== WHAT THIS TASK INVOLVES ==
Each entry should be duplicated verbatim; its pictures should not be.
[Opening SOURCE MATERIAL section]
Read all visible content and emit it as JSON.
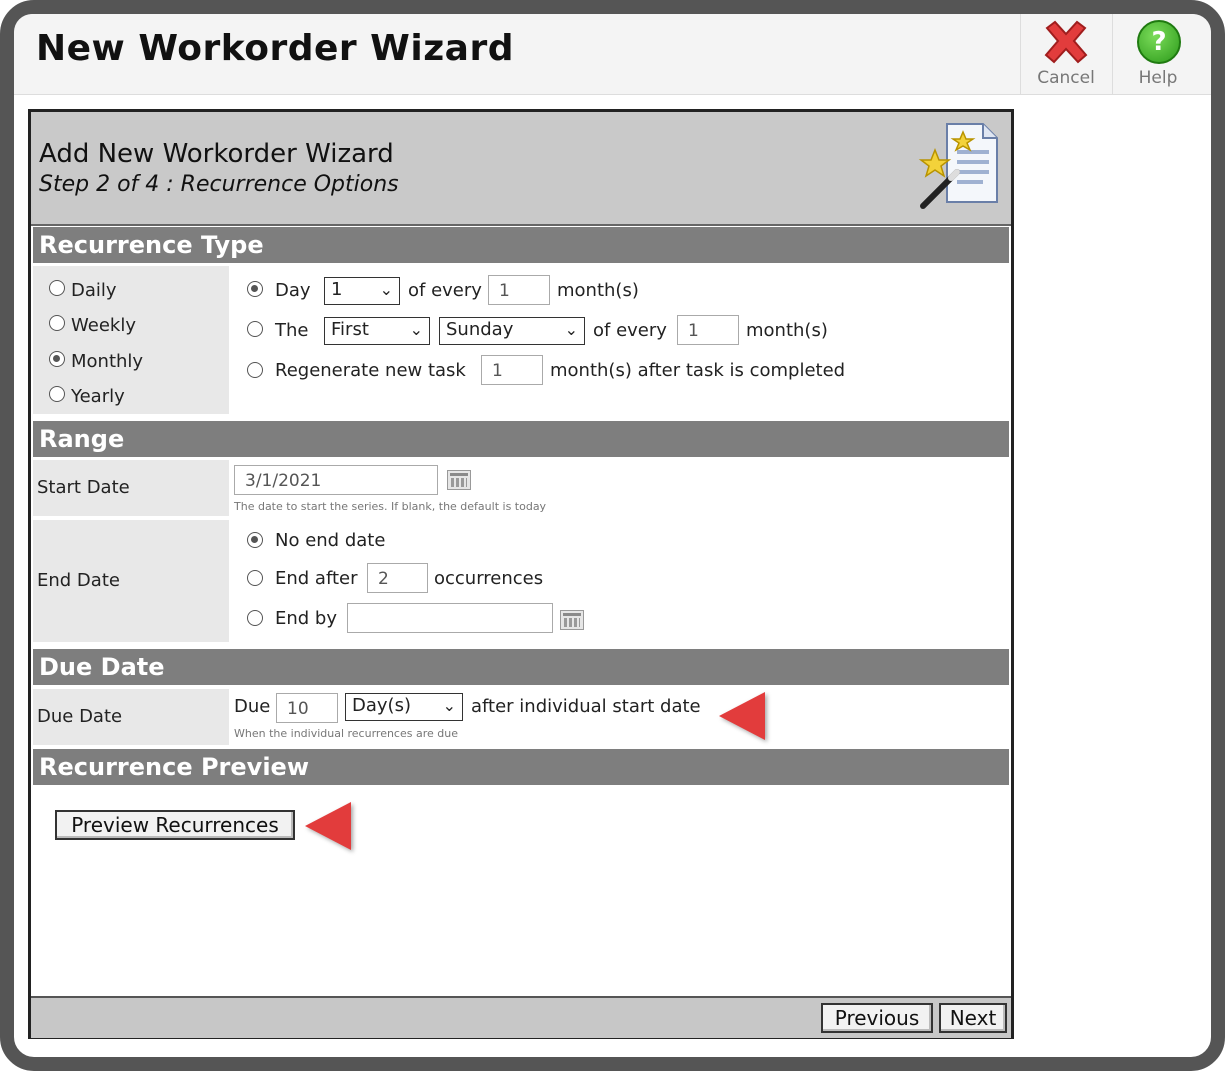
{
  "app": {
    "title": "New Workorder Wizard",
    "cancel_label": "Cancel",
    "help_label": "Help",
    "help_glyph": "?"
  },
  "wizard": {
    "title": "Add New Workorder Wizard",
    "step": "Step 2 of 4 : Recurrence Options"
  },
  "recurrence_type": {
    "header": "Recurrence Type",
    "options": [
      "Daily",
      "Weekly",
      "Monthly",
      "Yearly"
    ],
    "selected": "Monthly",
    "row1": {
      "prefix": "Day",
      "day_value": "1",
      "mid": "of every",
      "every_value": "1",
      "suffix": "month(s)"
    },
    "row2": {
      "prefix": "The",
      "ordinal_value": "First",
      "weekday_value": "Sunday",
      "mid": "of every",
      "every_value": "1",
      "suffix": "month(s)"
    },
    "row3": {
      "prefix": "Regenerate new task",
      "value": "1",
      "suffix": "month(s) after task is completed"
    }
  },
  "range": {
    "header": "Range",
    "start_label": "Start Date",
    "start_value": "3/1/2021",
    "start_hint": "The date to start the series. If blank, the default is today",
    "end_label": "End Date",
    "no_end": "No end date",
    "end_after": "End after",
    "end_after_value": "2",
    "occurrences": "occurrences",
    "end_by": "End by",
    "end_by_value": ""
  },
  "due": {
    "header": "Due Date",
    "label": "Due Date",
    "prefix": "Due",
    "value": "10",
    "unit": "Day(s)",
    "suffix": "after individual start date",
    "hint": "When the individual recurrences are due"
  },
  "preview": {
    "header": "Recurrence Preview",
    "button": "Preview Recurrences"
  },
  "nav": {
    "previous": "Previous",
    "next": "Next"
  },
  "colors": {
    "section_bar": "#7e7e7e",
    "annotation_arrow": "#e23c3c",
    "cancel_icon": "#e23c3c",
    "help_icon": "#2c9a1a"
  }
}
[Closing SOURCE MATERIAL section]
== EXPECTED ANSWER ==
Read all visible content and emit it as JSON.
{
  "app": {
    "title": "New Workorder Wizard",
    "cancel_label": "Cancel",
    "help_label": "Help",
    "help_glyph": "?"
  },
  "wizard": {
    "title": "Add New Workorder Wizard",
    "step": "Step 2 of 4 : Recurrence Options"
  },
  "recurrence_type": {
    "header": "Recurrence Type",
    "options": [
      "Daily",
      "Weekly",
      "Monthly",
      "Yearly"
    ],
    "selected": "Monthly",
    "row1": {
      "prefix": "Day",
      "day_value": "1",
      "mid": "of every",
      "every_value": "1",
      "suffix": "month(s)"
    },
    "row2": {
      "prefix": "The",
      "ordinal_value": "First",
      "weekday_value": "Sunday",
      "mid": "of every",
      "every_value": "1",
      "suffix": "month(s)"
    },
    "row3": {
      "prefix": "Regenerate new task",
      "value": "1",
      "suffix": "month(s) after task is completed"
    }
  },
  "range": {
    "header": "Range",
    "start_label": "Start Date",
    "start_value": "3/1/2021",
    "start_hint": "The date to start the series. If blank, the default is today",
    "end_label": "End Date",
    "no_end": "No end date",
    "end_after": "End after",
    "end_after_value": "2",
    "occurrences": "occurrences",
    "end_by": "End by",
    "end_by_value": ""
  },
  "due": {
    "header": "Due Date",
    "label": "Due Date",
    "prefix": "Due",
    "value": "10",
    "unit": "Day(s)",
    "suffix": "after individual start date",
    "hint": "When the individual recurrences are due"
  },
  "preview": {
    "header": "Recurrence Preview",
    "button": "Preview Recurrences"
  },
  "nav": {
    "previous": "Previous",
    "next": "Next"
  },
  "colors": {
    "section_bar": "#7e7e7e",
    "annotation_arrow": "#e23c3c",
    "cancel_icon": "#e23c3c",
    "help_icon": "#2c9a1a"
  }
}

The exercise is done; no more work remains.